(RECORDS PROVIDED Opens)
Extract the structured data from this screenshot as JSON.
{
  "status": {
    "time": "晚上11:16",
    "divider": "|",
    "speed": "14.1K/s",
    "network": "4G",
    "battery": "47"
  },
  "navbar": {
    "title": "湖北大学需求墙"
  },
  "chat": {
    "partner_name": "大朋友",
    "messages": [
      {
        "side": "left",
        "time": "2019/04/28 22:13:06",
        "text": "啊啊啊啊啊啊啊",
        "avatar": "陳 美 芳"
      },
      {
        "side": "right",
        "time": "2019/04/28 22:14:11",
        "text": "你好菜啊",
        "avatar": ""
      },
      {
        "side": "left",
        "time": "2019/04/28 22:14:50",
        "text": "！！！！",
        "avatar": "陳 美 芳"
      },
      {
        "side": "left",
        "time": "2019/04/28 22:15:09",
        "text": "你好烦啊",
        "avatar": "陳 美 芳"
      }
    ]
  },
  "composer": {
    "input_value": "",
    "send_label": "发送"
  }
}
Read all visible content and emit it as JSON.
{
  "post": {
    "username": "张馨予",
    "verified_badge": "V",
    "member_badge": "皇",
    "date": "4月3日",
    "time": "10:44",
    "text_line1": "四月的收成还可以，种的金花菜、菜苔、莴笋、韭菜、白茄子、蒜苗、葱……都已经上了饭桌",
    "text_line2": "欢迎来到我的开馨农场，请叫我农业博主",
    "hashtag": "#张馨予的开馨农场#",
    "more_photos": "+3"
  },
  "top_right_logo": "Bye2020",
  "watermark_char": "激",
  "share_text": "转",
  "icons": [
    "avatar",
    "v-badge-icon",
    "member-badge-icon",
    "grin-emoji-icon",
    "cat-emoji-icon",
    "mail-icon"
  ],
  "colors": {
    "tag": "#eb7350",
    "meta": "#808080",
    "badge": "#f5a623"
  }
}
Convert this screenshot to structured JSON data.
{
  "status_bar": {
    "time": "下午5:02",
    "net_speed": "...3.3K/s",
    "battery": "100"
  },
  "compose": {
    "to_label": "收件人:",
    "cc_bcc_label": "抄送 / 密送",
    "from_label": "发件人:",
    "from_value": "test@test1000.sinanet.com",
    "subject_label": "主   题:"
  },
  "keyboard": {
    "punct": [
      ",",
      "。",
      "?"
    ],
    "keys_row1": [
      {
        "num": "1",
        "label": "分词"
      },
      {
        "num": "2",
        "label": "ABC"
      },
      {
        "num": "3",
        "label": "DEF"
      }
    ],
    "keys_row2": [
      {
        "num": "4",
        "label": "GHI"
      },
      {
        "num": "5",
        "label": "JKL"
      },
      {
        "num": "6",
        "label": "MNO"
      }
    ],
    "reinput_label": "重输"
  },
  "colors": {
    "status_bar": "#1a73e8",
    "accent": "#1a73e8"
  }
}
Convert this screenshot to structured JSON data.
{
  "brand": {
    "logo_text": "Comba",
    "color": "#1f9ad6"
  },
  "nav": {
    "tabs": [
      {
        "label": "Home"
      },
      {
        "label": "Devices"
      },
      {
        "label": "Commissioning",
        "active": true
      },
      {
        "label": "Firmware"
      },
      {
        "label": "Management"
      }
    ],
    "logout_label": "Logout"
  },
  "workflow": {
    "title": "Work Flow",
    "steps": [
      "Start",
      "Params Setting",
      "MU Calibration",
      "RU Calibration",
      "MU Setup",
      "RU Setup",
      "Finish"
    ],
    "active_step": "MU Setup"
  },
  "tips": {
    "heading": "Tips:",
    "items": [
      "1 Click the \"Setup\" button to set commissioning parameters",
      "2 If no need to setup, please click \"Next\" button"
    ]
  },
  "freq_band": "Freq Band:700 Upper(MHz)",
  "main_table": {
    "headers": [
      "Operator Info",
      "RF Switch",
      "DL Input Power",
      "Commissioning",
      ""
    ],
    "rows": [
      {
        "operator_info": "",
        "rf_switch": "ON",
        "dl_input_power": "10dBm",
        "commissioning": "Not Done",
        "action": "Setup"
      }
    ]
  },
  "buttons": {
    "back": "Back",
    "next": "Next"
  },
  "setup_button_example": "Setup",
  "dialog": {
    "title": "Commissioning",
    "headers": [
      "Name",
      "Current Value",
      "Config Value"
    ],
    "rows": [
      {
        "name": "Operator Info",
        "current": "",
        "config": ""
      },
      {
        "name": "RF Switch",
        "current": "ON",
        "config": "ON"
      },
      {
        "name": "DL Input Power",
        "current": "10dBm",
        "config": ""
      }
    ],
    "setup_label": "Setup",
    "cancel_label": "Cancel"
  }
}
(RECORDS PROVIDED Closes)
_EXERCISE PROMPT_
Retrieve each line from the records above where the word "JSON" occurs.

_SOLUTION FOR THIS PROBLEM_
Extract the structured data from this screenshot as JSON.
Read all visible content and emit it as JSON.
Convert this screenshot to structured JSON data.
Convert this screenshot to structured JSON data.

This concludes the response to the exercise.